Top of Given information
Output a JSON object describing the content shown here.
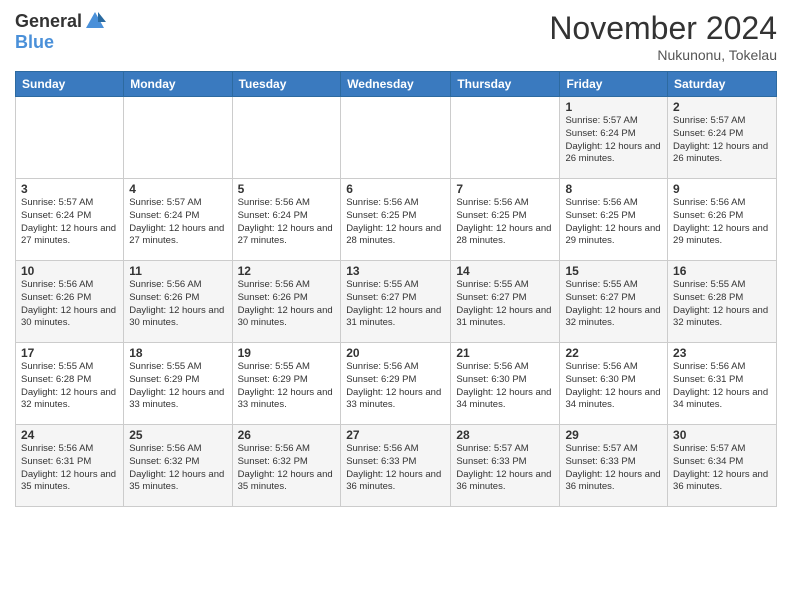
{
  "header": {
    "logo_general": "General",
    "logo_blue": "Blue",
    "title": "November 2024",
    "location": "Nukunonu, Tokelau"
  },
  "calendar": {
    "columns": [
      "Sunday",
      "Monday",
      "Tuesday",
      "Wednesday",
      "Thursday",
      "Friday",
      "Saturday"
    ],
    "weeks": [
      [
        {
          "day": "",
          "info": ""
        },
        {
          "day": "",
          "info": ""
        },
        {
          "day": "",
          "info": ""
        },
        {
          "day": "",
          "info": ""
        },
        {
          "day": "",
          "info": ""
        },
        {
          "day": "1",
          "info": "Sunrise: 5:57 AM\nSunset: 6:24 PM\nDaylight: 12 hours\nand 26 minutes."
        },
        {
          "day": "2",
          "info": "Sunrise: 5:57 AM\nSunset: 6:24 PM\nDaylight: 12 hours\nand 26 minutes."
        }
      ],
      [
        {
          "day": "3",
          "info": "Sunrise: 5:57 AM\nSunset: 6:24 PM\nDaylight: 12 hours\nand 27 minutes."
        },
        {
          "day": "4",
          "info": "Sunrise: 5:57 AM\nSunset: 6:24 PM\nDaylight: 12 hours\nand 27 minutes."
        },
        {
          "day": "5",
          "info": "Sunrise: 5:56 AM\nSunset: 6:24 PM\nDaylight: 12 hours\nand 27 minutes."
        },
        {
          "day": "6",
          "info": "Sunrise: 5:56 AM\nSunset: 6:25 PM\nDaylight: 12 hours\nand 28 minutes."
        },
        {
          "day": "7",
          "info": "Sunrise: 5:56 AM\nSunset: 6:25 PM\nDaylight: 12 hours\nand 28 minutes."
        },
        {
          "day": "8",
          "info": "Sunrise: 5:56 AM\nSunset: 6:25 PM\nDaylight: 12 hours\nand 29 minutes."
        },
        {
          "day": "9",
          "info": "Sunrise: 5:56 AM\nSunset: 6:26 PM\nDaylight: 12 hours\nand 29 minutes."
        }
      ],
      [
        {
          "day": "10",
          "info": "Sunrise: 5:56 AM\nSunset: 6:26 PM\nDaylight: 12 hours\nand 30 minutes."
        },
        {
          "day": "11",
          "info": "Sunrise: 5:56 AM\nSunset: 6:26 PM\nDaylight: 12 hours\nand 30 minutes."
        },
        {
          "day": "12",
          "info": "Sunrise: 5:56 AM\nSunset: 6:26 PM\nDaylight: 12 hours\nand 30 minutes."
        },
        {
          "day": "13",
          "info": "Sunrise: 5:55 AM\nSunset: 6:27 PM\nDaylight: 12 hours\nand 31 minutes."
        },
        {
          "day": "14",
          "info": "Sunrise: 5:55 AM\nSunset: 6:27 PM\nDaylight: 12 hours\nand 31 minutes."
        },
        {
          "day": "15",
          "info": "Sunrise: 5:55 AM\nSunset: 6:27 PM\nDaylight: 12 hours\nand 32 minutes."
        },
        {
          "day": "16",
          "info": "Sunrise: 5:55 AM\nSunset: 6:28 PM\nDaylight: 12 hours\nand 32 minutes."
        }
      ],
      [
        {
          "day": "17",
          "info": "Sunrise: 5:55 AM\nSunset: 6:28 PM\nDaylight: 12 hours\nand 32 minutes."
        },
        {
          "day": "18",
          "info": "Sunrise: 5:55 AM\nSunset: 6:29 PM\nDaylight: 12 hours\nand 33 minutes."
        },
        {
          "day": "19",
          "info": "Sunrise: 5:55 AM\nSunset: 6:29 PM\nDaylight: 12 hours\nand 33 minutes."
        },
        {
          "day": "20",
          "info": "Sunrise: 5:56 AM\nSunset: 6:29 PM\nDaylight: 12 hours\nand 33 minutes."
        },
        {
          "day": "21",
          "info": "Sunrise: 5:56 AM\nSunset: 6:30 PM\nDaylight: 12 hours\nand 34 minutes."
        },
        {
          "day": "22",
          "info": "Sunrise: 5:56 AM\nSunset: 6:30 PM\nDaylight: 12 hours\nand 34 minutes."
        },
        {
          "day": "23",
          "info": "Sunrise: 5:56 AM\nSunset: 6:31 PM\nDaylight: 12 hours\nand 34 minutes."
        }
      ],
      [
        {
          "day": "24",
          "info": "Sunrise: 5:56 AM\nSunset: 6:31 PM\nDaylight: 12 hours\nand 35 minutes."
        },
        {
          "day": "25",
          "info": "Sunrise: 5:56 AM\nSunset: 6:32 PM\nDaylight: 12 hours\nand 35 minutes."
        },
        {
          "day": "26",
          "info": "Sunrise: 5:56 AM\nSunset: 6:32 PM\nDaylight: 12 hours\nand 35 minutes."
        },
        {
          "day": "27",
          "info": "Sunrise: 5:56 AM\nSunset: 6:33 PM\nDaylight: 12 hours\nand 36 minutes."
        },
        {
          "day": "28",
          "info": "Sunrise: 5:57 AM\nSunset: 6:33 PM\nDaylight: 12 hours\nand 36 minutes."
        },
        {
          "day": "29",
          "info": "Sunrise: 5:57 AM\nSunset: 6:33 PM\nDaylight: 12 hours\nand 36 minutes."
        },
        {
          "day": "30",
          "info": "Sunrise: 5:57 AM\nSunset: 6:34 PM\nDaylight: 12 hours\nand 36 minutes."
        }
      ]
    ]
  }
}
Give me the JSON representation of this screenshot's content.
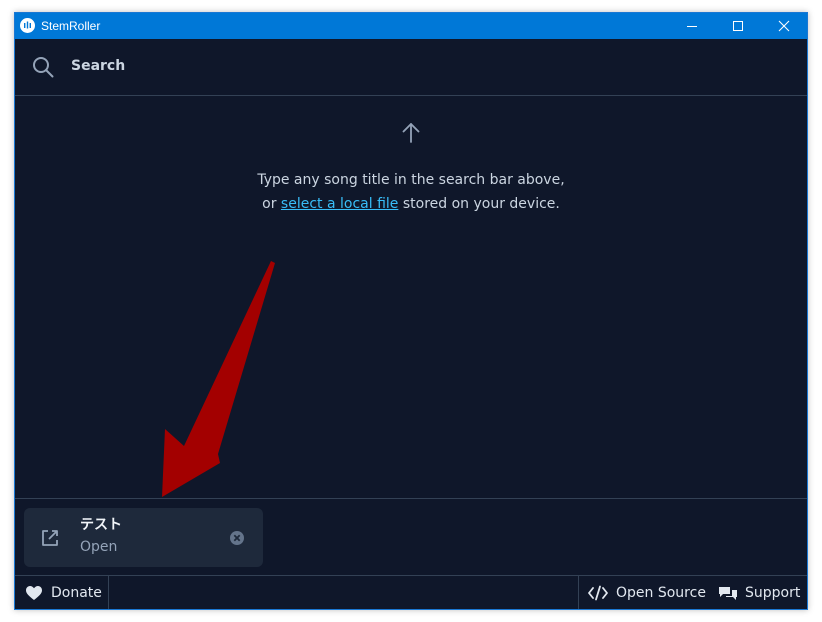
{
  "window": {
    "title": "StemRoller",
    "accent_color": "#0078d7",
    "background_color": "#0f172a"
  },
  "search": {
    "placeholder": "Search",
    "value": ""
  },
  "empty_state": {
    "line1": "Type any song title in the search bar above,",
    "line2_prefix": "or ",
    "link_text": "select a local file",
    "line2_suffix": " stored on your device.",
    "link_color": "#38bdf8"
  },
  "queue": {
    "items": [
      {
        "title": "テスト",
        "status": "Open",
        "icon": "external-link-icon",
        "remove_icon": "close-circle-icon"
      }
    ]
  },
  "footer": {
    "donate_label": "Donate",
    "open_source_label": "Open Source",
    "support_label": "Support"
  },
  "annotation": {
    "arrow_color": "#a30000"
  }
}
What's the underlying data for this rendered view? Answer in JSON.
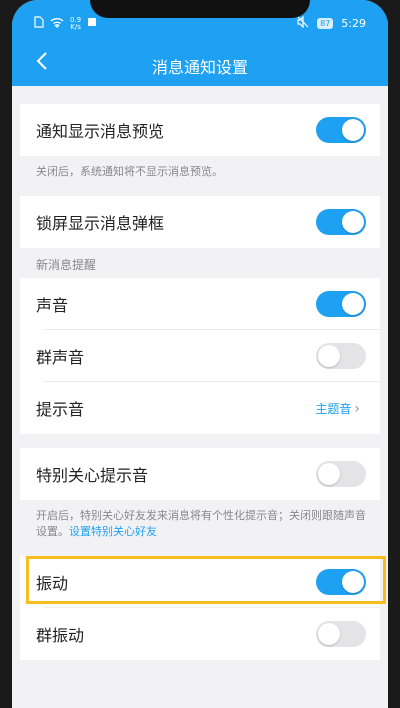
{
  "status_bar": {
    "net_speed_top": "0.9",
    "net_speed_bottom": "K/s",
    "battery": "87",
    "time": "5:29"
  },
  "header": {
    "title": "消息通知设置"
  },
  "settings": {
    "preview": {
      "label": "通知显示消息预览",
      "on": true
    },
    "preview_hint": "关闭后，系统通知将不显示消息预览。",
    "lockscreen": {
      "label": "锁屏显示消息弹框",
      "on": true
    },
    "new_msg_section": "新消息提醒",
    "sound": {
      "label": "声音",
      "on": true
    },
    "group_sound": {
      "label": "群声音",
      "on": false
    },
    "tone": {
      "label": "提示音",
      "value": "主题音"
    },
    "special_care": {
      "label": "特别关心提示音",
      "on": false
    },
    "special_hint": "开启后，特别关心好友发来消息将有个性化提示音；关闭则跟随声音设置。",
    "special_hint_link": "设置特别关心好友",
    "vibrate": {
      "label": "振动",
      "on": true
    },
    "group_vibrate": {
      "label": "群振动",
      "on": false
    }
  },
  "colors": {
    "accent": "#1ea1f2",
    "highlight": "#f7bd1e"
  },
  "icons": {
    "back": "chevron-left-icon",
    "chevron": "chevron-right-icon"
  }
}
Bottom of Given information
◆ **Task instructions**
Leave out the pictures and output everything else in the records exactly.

◆ **Solved problem**
Output a JSON object describing the content shown here.
{
  "header": {
    "logo_general": "General",
    "logo_blue": "Blue",
    "title": "November 2024",
    "location": "Nukunonu, Tokelau"
  },
  "calendar": {
    "columns": [
      "Sunday",
      "Monday",
      "Tuesday",
      "Wednesday",
      "Thursday",
      "Friday",
      "Saturday"
    ],
    "weeks": [
      [
        {
          "day": "",
          "info": ""
        },
        {
          "day": "",
          "info": ""
        },
        {
          "day": "",
          "info": ""
        },
        {
          "day": "",
          "info": ""
        },
        {
          "day": "",
          "info": ""
        },
        {
          "day": "1",
          "info": "Sunrise: 5:57 AM\nSunset: 6:24 PM\nDaylight: 12 hours\nand 26 minutes."
        },
        {
          "day": "2",
          "info": "Sunrise: 5:57 AM\nSunset: 6:24 PM\nDaylight: 12 hours\nand 26 minutes."
        }
      ],
      [
        {
          "day": "3",
          "info": "Sunrise: 5:57 AM\nSunset: 6:24 PM\nDaylight: 12 hours\nand 27 minutes."
        },
        {
          "day": "4",
          "info": "Sunrise: 5:57 AM\nSunset: 6:24 PM\nDaylight: 12 hours\nand 27 minutes."
        },
        {
          "day": "5",
          "info": "Sunrise: 5:56 AM\nSunset: 6:24 PM\nDaylight: 12 hours\nand 27 minutes."
        },
        {
          "day": "6",
          "info": "Sunrise: 5:56 AM\nSunset: 6:25 PM\nDaylight: 12 hours\nand 28 minutes."
        },
        {
          "day": "7",
          "info": "Sunrise: 5:56 AM\nSunset: 6:25 PM\nDaylight: 12 hours\nand 28 minutes."
        },
        {
          "day": "8",
          "info": "Sunrise: 5:56 AM\nSunset: 6:25 PM\nDaylight: 12 hours\nand 29 minutes."
        },
        {
          "day": "9",
          "info": "Sunrise: 5:56 AM\nSunset: 6:26 PM\nDaylight: 12 hours\nand 29 minutes."
        }
      ],
      [
        {
          "day": "10",
          "info": "Sunrise: 5:56 AM\nSunset: 6:26 PM\nDaylight: 12 hours\nand 30 minutes."
        },
        {
          "day": "11",
          "info": "Sunrise: 5:56 AM\nSunset: 6:26 PM\nDaylight: 12 hours\nand 30 minutes."
        },
        {
          "day": "12",
          "info": "Sunrise: 5:56 AM\nSunset: 6:26 PM\nDaylight: 12 hours\nand 30 minutes."
        },
        {
          "day": "13",
          "info": "Sunrise: 5:55 AM\nSunset: 6:27 PM\nDaylight: 12 hours\nand 31 minutes."
        },
        {
          "day": "14",
          "info": "Sunrise: 5:55 AM\nSunset: 6:27 PM\nDaylight: 12 hours\nand 31 minutes."
        },
        {
          "day": "15",
          "info": "Sunrise: 5:55 AM\nSunset: 6:27 PM\nDaylight: 12 hours\nand 32 minutes."
        },
        {
          "day": "16",
          "info": "Sunrise: 5:55 AM\nSunset: 6:28 PM\nDaylight: 12 hours\nand 32 minutes."
        }
      ],
      [
        {
          "day": "17",
          "info": "Sunrise: 5:55 AM\nSunset: 6:28 PM\nDaylight: 12 hours\nand 32 minutes."
        },
        {
          "day": "18",
          "info": "Sunrise: 5:55 AM\nSunset: 6:29 PM\nDaylight: 12 hours\nand 33 minutes."
        },
        {
          "day": "19",
          "info": "Sunrise: 5:55 AM\nSunset: 6:29 PM\nDaylight: 12 hours\nand 33 minutes."
        },
        {
          "day": "20",
          "info": "Sunrise: 5:56 AM\nSunset: 6:29 PM\nDaylight: 12 hours\nand 33 minutes."
        },
        {
          "day": "21",
          "info": "Sunrise: 5:56 AM\nSunset: 6:30 PM\nDaylight: 12 hours\nand 34 minutes."
        },
        {
          "day": "22",
          "info": "Sunrise: 5:56 AM\nSunset: 6:30 PM\nDaylight: 12 hours\nand 34 minutes."
        },
        {
          "day": "23",
          "info": "Sunrise: 5:56 AM\nSunset: 6:31 PM\nDaylight: 12 hours\nand 34 minutes."
        }
      ],
      [
        {
          "day": "24",
          "info": "Sunrise: 5:56 AM\nSunset: 6:31 PM\nDaylight: 12 hours\nand 35 minutes."
        },
        {
          "day": "25",
          "info": "Sunrise: 5:56 AM\nSunset: 6:32 PM\nDaylight: 12 hours\nand 35 minutes."
        },
        {
          "day": "26",
          "info": "Sunrise: 5:56 AM\nSunset: 6:32 PM\nDaylight: 12 hours\nand 35 minutes."
        },
        {
          "day": "27",
          "info": "Sunrise: 5:56 AM\nSunset: 6:33 PM\nDaylight: 12 hours\nand 36 minutes."
        },
        {
          "day": "28",
          "info": "Sunrise: 5:57 AM\nSunset: 6:33 PM\nDaylight: 12 hours\nand 36 minutes."
        },
        {
          "day": "29",
          "info": "Sunrise: 5:57 AM\nSunset: 6:33 PM\nDaylight: 12 hours\nand 36 minutes."
        },
        {
          "day": "30",
          "info": "Sunrise: 5:57 AM\nSunset: 6:34 PM\nDaylight: 12 hours\nand 36 minutes."
        }
      ]
    ]
  }
}
Give me the JSON representation of this screenshot's content.
{
  "window": {
    "title": "StemRoller",
    "accent_color": "#0078d7",
    "background_color": "#0f172a"
  },
  "search": {
    "placeholder": "Search",
    "value": ""
  },
  "empty_state": {
    "line1": "Type any song title in the search bar above,",
    "line2_prefix": "or ",
    "link_text": "select a local file",
    "line2_suffix": " stored on your device.",
    "link_color": "#38bdf8"
  },
  "queue": {
    "items": [
      {
        "title": "テスト",
        "status": "Open",
        "icon": "external-link-icon",
        "remove_icon": "close-circle-icon"
      }
    ]
  },
  "footer": {
    "donate_label": "Donate",
    "open_source_label": "Open Source",
    "support_label": "Support"
  },
  "annotation": {
    "arrow_color": "#a30000"
  }
}
What's the underlying data for this rendered view? Answer in JSON.
{
  "status_bar": {
    "net_speed_top": "0.9",
    "net_speed_bottom": "K/s",
    "battery": "87",
    "time": "5:29"
  },
  "header": {
    "title": "消息通知设置"
  },
  "settings": {
    "preview": {
      "label": "通知显示消息预览",
      "on": true
    },
    "preview_hint": "关闭后，系统通知将不显示消息预览。",
    "lockscreen": {
      "label": "锁屏显示消息弹框",
      "on": true
    },
    "new_msg_section": "新消息提醒",
    "sound": {
      "label": "声音",
      "on": true
    },
    "group_sound": {
      "label": "群声音",
      "on": false
    },
    "tone": {
      "label": "提示音",
      "value": "主题音"
    },
    "special_care": {
      "label": "特别关心提示音",
      "on": false
    },
    "special_hint": "开启后，特别关心好友发来消息将有个性化提示音；关闭则跟随声音设置。",
    "special_hint_link": "设置特别关心好友",
    "vibrate": {
      "label": "振动",
      "on": true
    },
    "group_vibrate": {
      "label": "群振动",
      "on": false
    }
  },
  "colors": {
    "accent": "#1ea1f2",
    "highlight": "#f7bd1e"
  },
  "icons": {
    "back": "chevron-left-icon",
    "chevron": "chevron-right-icon"
  }
}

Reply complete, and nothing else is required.